Oh how I wish I had my own pictures to go with this post. Cameras would have been useless for the pioneers-there's not a blessed second during all the mixing, shaking, seperating, kneading etc. to stop and take a picture. Next time I'll assign one of my brood to be the photographer.
Our neighbor brought over a gallon jar of fresh cow milk. Now, I could have dumped it down the drain and returned the jar with a thank you note and he would never be the wiser. (Food is a mental thing for me-it's hard to get over some things and just be willing to try it) But seeing as how Jody is going to buy a milk cow, I figured it was time to see what I am really made of.
I let it sit in the fridge until the cream rose to the top. Then I skimmed off all of the cream and put it in the fridge for later. With a multitude of children surrounding me, we began pasteurizing the milk, which would make it taste like store bought milk (theoretically). Everyone one was so excited to try the milk- except Brae, she was a little skeptical. Moans of disappointment followed when I told them we'd have to wait until morning so it could get cold again. Maybe they were just disappointed because they'd been trying to buy a few extra minutes before bed time. Highly probable. Jody and I finished the process and I felt surprisingly accomplished!
The next morning was the test. They all ate it with cereal and most even drank a glass. Success! Unfortunately, there was none left for me to try. (I was really okay with that- still a little bit of a mental block). Braelyn and I started researching old fashioned methods of making butter. Apparently shaking it in a jar like every child has done at a Primary Activity is a very viable method. But did you know you're supposed to let the cream sour first? We set it out on the counter for the day.
Friday night at about 8:00 we started making the butter. The kids and I all took turns shaking, shaking, shaking. I guess the more cream, the more shaking, because boy we were getting tired. We poured off all of the buttermilk, rinsed the butter, added a little salt, and we all tried it on a slice of bread. Delicious! (although next time we'll skip the shaking and let the Bosch do the work!)
Saturday morning I woke up and ground some wheat for some homemade bread, shaping three loaves. I saved the last of the dough to make scones for breakfast. Scones with our freshly ground wheat and freshly made butter. Wow! Those pioneers must have walked around feeling great about themselves, because I know I do right now!
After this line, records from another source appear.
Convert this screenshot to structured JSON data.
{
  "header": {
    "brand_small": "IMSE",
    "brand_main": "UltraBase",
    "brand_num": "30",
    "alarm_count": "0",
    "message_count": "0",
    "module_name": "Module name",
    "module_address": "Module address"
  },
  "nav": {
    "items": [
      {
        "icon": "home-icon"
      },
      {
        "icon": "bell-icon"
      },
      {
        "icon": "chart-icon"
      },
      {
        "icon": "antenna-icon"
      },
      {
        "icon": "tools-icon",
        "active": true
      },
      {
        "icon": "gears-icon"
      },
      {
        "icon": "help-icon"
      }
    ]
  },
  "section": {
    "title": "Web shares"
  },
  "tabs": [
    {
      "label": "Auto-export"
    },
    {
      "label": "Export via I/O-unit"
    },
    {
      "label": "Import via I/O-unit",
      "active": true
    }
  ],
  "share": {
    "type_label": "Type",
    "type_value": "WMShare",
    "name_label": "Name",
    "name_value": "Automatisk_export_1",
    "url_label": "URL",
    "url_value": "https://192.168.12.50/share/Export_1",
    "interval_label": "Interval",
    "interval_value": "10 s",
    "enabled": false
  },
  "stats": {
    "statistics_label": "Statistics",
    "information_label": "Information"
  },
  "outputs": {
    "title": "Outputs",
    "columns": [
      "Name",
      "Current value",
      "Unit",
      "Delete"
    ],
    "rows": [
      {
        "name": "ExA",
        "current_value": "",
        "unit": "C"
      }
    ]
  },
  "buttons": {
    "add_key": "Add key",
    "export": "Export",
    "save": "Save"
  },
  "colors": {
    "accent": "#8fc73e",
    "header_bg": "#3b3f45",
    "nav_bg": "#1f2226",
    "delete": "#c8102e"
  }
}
Of course, I've done enough work that I don't feel like doing the dishes (in my dishwasher), or washing the laundry (in my washing machine), or cleaning the floors (with my vacuum cleaner). I do however want a nice long hot shower, a book, and my big comfortable couch.
Hmmm....maybe I wouldn't have made it as a pioneer.